The Gardenerz have distributed crops of that mint, Swiss chard and tomatoes, kale, squash and cucumbers two or three times just in the short time it’s existed, the group said, and has gathered a corps of volunteers to help. “These gardens bring people together,” said Hatch Sterrett, a volunteer who also came to the October poetry event. “After the Trump era and not knowing what’s true, there’s something good coming out of this polarized nonsense.”
The Port is also the most diverse neighborhood in Cambridge, but neither the peaceful act of growing produce, a good cause nor neighborhood demographics spared the Gardenerz from a call to police. “We had introduced ourselves so many times,” Rizvi said. “We realized this is probably cultural. People are flustered by us coming together.

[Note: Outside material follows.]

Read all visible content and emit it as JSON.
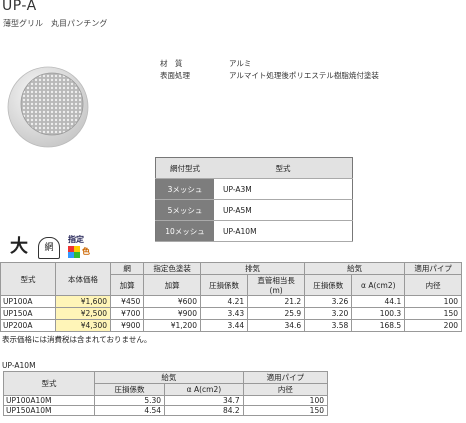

But it’s hard to separate that from race.”
Poets in the Garden was held not just to celebrate, but to flaunt community in the face of fears that the police would be called or just show up on their own – which Bee was pretty sure they did Oct. 24, watching the event while parked across the street. (A police spokesman didn’t answer immediately when asked about this.) From a police perspective there wouldn’t be much to see: Bee recited, as well as poets such as MIT librarian S. Kohler, artist and musician Gilmore Tamny and Carrasquillo’s schoolmate at the Fletcher Maynard Academy and now head of its Qualls Academy, Elon Fyfield. (Also known as the rapper Lizzle4.) There was a table for snacks, set out by Rizvi. There was that straight-from-the-earth food giveaway, also overseen by Rizvi as Bee played emcee and harangued her happy audience: “I don’t want to see this Swiss chard here at the end of the day.”
The group plans another Poets In The Garden when weather allows next year, and the last Tea in the Garden was planned for Oct. 31.
“Black and brown people need to be in allowed in this garden,” Bee said. “We want to be present in an improbable place.”